Andrew “Bunnie" Huang, the internet’s favorite hardware guru, was responsible for shedding some light on the internal mechanics of the original Form 1 3D printer back in 2013, when he performed a teardown on the Kickstarter-backed machine. A lot has changed since then, with Formlabs evolving from promising startup into stereolithography grandmaster in a relatively short period of time, despite being embroiled in a long-running legal dispute with 3D Systems over the latter company’s purported ownership of the stereolithography 3D printing process.
Less than a year after winning its legal battle versus 3D Systems, Somerville, Massachusetts-based Formlabs unveiled the Form 2, promising a number of upgrades and new features, such as a more powerful 600 MHz TI Sitara AM3354 Cortex A8 CPU, wifi and ethernet connectivity, new galvanometers, a closed-loop resin tray heater, and a handful of further gadgets. With each of these upgrades contributing in its own way to the smoother running of an already incredibly efficient 3D printer, Huang was keen to get a closer look at the internal components to see how the physical objects compared to the factsheet.
Spoiler alert: Huang found the Formlabs Form 2 to be just as impressive on the inside as it is on the outside. The hardware expert praised the genuine rethinking of numerous design elements, especially when considered side by side with the more conservative and ultimately less useful upgrades offered by Makerbot on its Replicator 2. To call Huang’s investigation “thorough” would be an understatement, so we have highlighted a few choice finds from his mechanical journey which he deemed to be of particular interest.
One stage of the teardown which really piqued Huang’s interest was the discovery of Formlabs-branded galvanometers. After using off-the-shelf components in the Form 1, Formlabs’ decision to develop and integrate its own galvos has been interpreted by Huang as a crafty—and potentially very effective—plan to fend off copycat designs. While Formlabs did not take the same step for its driver board, Huang believes that the development of its own galvanometers will benefit the company threefold: by increasing the quality of each 3D print, by reducing cost, and by scuppering the plagiaristic plans of imitators. If we see a Form 3 any time soon, it might just contain even fewer off-the-shelf components.
One slightly perplexing observation made by Huang concerned the 3D printer’s power supply. By including the power supply within the chassis, rather than on an external brick, Formlabs subjected themselves to more stringent safety testing, and put pressure both on their own wiring standards and on the flame retardancy of internal components. Not finding any obvious technical explanation for this decision, Huang concludes that Formlabs may have just considered an all-in-one unit to seem “simpler” to the general customer.
“The Form 2 is a quantum leap forward,” says Huang. “The product smells of experienced, seasoned engineers; a throwback to the golden days of Massachusetts Route 128 when DEC, Sun, Polaroid and Wang Laboratories cranked out quality American-designed gear.
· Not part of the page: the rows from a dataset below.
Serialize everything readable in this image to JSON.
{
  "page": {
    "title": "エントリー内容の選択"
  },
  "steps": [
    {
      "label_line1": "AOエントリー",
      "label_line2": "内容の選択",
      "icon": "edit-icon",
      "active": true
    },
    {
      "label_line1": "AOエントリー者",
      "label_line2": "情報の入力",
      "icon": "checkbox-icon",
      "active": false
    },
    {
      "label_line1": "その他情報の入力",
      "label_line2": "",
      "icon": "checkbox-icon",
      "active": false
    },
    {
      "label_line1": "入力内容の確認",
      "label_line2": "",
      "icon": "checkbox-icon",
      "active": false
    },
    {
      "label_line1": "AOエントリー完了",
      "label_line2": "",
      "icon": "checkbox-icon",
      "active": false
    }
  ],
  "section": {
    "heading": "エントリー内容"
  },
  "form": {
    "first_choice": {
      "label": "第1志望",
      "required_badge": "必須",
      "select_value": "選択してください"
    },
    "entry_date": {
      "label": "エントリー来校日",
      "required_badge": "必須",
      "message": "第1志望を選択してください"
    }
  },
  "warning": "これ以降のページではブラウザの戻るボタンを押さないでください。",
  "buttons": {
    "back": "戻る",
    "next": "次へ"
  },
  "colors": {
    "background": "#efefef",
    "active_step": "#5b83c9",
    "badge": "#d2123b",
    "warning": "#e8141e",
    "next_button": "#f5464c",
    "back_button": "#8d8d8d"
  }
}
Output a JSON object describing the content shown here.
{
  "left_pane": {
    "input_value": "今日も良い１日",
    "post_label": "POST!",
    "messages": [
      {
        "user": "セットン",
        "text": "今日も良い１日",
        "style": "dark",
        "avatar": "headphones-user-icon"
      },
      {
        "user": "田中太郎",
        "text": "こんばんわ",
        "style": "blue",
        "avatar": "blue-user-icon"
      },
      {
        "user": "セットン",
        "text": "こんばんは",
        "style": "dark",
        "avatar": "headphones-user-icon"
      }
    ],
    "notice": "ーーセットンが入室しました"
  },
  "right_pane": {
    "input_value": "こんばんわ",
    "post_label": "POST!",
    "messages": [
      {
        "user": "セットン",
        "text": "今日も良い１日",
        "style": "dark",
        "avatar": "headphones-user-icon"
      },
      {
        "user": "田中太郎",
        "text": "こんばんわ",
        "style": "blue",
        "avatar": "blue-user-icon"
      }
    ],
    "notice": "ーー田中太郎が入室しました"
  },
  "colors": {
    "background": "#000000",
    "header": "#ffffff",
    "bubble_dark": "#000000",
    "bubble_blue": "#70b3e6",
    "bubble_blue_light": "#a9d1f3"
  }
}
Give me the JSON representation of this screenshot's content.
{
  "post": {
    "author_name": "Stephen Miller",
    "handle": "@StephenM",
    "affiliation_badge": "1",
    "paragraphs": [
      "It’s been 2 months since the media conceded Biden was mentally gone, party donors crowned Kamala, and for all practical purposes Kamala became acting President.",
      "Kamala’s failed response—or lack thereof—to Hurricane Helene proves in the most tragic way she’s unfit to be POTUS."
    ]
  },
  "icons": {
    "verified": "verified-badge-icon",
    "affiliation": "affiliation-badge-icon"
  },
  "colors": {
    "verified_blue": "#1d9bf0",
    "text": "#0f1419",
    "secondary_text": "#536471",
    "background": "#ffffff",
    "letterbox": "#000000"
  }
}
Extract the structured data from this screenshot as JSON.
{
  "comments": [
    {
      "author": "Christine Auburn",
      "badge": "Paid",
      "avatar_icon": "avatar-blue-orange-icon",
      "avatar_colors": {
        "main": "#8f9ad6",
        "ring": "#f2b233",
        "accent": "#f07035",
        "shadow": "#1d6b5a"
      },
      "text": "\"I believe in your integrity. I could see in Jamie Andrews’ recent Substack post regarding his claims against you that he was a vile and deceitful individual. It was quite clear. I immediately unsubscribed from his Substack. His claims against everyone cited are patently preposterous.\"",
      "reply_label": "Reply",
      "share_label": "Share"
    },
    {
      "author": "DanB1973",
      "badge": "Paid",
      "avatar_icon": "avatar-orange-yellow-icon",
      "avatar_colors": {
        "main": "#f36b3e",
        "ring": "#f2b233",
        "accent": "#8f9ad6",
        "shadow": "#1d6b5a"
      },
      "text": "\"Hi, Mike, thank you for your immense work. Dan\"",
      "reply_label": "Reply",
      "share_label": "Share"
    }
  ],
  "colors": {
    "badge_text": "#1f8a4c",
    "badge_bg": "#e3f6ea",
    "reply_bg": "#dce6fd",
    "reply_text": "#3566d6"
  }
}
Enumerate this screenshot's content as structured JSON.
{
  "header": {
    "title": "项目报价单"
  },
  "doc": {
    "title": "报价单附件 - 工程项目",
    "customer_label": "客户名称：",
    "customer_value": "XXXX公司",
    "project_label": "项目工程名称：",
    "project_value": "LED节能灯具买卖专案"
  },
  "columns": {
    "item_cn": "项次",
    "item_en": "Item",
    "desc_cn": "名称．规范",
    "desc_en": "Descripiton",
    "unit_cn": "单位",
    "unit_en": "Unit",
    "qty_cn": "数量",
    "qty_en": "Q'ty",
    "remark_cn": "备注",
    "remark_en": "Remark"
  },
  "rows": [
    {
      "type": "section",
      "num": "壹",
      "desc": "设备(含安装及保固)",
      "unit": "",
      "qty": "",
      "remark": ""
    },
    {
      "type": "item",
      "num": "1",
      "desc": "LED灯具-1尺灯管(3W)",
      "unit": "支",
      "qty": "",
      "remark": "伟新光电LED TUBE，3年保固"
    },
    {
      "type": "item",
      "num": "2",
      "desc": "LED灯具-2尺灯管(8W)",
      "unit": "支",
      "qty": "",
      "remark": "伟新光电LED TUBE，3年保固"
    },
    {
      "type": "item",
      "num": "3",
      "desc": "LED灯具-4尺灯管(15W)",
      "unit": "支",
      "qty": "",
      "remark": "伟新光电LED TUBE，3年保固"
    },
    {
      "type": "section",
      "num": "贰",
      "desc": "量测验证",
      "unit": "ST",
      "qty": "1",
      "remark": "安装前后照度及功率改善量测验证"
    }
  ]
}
Formlabs wasn’t afraid to completely rethink, re-architect, and re-engineer the system to build a better product, making bold improvements to core technology. As a result, the most significant commonality between the Form 1 and the Form 2 is the iconic industrial design: an orange acrylic box sitting atop an aluminum base with rounded corners and a fancy edge-lit power button.”
Unfortunately, when Huang took a closer look at the touchpanel and display subsection of the Form 2’s board, he found a monumental mistake that could have Formlabs employees clambering to initiate a mass recall. Well, not really. He actually found an amusing printing mistake, with two reference designators printed in a larger typeface than the rest. According to Huang’s report, this minuscule error appears to represent the biggest flaw in the entire 3D printer. You can check out Huang's findings here.
Posted in 3D Printer
Maybe you also like:
- Ouring unveils low-budget 3DTalk MINI and voice-controlled 3DTalk T-Real II 3D printers
- Autodesk shares tips on speeding up Ember resin 3D printer up to 440mm per hour, or 24x faster
- The PancakeBot is finally market ready and can 3D print a pancake of your face
- Low cost Scribble 3D printing pen with LED display launches for $49
- All aluminum Trium Delta 3D printer launches on Kickstarter for just €399
- Electroloom Mini 3D clothing printer creates seamless, wearable fabric in under 20 minutes
- China's first mini metal 3D printer unveiled, capable of 3D printing metal jewelry
- The new LumiForge resin 3D printer is a professional upgrade to the LumiPocket LT
- Smith & Nephew unveils 3D printed REDAPT titanium hip implant
- Octave Light R1 aims to bring affordable, industrial-grade DLP 3D printing straight to your desktop
Bill wrote at 3/25/2016 3:33:14 PM:
I would think the bodge bridge cable on the Servo Controller board would have been the largest issue.